→ **Problem statement**: Among the entries below, count the lines where the string "message" occurs, and give only the number.
--- Records for this exercise Enclosed Below ---
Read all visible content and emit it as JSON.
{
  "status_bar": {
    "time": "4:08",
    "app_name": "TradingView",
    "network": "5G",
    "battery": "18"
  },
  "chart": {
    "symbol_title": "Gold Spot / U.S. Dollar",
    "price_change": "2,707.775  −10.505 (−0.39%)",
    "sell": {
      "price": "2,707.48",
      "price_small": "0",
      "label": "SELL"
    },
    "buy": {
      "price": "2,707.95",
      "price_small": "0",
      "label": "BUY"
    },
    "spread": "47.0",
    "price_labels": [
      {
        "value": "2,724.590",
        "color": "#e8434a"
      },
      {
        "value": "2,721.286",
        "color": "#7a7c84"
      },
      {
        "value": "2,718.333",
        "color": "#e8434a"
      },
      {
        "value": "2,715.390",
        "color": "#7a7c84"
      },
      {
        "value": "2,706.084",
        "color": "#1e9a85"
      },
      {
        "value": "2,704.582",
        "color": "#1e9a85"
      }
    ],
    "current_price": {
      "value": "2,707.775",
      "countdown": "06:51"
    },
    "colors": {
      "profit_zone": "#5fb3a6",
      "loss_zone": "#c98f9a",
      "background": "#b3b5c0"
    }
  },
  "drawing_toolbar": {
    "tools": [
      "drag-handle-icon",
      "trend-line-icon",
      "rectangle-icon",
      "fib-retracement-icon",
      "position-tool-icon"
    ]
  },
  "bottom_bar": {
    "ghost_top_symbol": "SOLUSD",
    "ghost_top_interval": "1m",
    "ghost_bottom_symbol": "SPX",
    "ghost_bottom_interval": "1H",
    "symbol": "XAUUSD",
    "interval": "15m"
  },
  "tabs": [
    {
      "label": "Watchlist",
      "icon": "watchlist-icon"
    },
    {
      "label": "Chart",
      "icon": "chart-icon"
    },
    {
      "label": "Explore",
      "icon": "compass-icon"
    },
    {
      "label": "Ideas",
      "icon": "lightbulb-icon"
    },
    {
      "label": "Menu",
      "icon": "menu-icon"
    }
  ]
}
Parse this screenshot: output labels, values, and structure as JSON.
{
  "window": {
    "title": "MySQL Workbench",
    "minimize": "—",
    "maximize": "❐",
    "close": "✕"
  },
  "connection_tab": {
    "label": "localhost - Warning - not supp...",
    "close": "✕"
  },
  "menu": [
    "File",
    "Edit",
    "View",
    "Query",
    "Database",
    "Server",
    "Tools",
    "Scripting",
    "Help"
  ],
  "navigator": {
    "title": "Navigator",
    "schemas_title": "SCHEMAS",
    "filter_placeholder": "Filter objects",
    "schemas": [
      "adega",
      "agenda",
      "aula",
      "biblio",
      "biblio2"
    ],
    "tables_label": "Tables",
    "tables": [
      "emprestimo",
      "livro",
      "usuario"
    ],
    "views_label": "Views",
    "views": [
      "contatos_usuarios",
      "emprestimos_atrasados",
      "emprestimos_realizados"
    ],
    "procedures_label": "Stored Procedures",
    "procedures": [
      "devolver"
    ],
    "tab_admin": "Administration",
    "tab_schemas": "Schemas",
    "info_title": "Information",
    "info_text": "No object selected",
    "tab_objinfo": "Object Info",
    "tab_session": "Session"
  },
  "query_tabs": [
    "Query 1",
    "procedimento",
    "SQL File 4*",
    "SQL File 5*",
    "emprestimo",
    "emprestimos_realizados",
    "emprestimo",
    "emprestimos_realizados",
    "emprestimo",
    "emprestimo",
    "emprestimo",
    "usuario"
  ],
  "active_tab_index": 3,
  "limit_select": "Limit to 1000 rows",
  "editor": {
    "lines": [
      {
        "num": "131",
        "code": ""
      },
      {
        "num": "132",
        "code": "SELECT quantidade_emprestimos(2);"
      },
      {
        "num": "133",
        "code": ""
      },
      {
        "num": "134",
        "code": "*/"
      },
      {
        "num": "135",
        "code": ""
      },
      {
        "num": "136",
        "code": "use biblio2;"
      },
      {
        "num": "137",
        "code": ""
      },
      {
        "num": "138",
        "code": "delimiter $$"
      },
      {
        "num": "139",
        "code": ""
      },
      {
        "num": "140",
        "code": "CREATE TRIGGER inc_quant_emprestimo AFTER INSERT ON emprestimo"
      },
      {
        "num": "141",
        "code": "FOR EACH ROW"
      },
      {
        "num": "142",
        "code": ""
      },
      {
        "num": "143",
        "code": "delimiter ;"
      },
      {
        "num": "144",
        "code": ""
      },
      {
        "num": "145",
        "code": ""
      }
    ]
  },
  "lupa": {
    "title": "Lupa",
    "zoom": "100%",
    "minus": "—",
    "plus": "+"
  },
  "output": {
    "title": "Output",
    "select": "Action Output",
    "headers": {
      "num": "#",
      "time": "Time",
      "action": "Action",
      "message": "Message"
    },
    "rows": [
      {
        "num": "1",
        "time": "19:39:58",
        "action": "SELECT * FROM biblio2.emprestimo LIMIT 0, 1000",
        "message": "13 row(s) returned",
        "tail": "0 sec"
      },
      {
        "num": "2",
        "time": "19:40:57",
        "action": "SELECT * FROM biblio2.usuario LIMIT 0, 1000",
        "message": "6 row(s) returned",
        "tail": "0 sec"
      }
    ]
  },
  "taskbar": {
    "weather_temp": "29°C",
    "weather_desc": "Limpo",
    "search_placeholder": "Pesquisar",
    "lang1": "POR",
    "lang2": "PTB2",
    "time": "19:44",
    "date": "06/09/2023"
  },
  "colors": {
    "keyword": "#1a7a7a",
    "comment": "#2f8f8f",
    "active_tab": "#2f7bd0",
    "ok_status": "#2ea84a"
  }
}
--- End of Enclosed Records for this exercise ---
→ **Output**: 3